From the very beginning of his tenure, Roger Williams University President Donald J. Farish made it clear that engagement would be a priority of his: faculty engaging with students, the school engaging with the surrounding community, and the world engaging with the school. As part of that effort, he launched the President's Distinguished Speakers Series in October 2011 as the university welcomed statesman, human rights activist and former Atlanta mayor Andrew Young. The series invites leaders and innovators working in various disciplines to spend a day on campus engaging with students and faculty, sitting in on classroom sessions and, of course, giving talks that are open to the public.
This month the series continues as bestselling author Dava Sobel visits the Bristol campus on Tuesday, March 27. A former New York Times science reporter, Sobel found unexpected success as an author with the publication of her first book, 1995's Longitude, which tells the story of John Harrison, the British carpenter and clockmaker who solved the long intractable problem of determining longitude at sea.

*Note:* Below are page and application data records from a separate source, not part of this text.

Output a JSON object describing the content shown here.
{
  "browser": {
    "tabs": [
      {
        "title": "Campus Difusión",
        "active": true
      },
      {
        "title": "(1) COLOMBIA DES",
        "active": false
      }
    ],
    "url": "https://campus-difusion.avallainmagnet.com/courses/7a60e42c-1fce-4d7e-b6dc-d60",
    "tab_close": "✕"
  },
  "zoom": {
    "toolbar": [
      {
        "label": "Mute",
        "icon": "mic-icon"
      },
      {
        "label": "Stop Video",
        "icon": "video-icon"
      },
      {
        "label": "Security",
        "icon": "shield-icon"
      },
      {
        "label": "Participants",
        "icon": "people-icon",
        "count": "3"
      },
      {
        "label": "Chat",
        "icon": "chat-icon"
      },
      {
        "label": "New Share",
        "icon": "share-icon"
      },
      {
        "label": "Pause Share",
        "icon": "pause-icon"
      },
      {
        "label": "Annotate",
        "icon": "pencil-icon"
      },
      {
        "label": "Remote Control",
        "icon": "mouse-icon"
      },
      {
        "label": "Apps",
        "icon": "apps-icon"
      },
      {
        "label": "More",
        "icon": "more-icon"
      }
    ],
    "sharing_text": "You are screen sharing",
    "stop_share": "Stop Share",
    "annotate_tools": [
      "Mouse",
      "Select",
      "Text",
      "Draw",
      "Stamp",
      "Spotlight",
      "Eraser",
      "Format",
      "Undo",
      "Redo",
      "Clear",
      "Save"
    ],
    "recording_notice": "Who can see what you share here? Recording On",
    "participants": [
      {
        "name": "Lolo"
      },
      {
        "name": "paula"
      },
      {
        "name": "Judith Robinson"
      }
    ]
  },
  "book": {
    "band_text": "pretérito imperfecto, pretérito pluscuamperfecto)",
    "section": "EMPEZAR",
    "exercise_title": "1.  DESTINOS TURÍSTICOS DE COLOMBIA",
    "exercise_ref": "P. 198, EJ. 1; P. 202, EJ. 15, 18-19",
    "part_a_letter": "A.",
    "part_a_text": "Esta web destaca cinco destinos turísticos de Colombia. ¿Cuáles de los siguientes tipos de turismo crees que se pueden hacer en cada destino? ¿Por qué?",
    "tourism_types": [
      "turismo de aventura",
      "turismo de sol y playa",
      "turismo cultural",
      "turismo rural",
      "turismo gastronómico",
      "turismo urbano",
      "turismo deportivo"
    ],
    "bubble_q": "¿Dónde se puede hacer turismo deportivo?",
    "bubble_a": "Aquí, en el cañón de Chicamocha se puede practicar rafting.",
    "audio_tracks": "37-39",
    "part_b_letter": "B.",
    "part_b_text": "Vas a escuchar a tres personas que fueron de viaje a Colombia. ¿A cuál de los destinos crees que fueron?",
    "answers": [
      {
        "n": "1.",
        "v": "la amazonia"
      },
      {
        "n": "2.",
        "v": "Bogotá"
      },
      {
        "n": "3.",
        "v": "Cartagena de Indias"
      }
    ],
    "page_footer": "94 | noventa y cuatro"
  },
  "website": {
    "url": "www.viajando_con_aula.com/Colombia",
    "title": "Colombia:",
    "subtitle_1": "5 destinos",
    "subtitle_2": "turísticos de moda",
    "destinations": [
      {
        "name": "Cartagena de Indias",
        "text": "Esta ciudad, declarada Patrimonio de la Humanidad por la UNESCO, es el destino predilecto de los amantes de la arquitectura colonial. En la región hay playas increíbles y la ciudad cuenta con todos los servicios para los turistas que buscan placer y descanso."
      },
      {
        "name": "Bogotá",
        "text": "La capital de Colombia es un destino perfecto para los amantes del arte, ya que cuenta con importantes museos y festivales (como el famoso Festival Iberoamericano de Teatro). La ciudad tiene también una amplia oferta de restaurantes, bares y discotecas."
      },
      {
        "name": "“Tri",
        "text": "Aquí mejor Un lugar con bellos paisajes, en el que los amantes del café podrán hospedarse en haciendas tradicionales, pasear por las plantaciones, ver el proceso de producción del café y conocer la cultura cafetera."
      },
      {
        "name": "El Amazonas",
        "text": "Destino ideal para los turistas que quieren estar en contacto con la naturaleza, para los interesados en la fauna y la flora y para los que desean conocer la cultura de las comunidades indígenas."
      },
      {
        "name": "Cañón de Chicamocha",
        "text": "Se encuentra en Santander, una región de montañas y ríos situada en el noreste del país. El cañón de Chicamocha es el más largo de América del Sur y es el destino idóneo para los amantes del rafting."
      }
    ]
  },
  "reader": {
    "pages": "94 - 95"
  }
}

She has since become a full-time author, publishing Galileo's Daughter, a view of the famous scientist through the eyes of his daughter, in 1999, and The Planets, which explores the "origins and oddities" of the planets in our solar system, in 2005. Sobel is known for her gift of turning science and history into compelling, relatable storytelling.
Her talk at Roger Williams will focus on her latest book, A More Perfect Heaven, which combines a nonfiction narrative and fictional play about Nicolaus Copernicus, the scientist who dared to contradict the 16th century belief in an Earth-centered universe. The event begins at 7:30pm, with doors open at 7. A book signing and reception immediately follow. The talk will take place the RWU Campus Recreation Center; it is free and open to the public. For more information call 401-254-3201.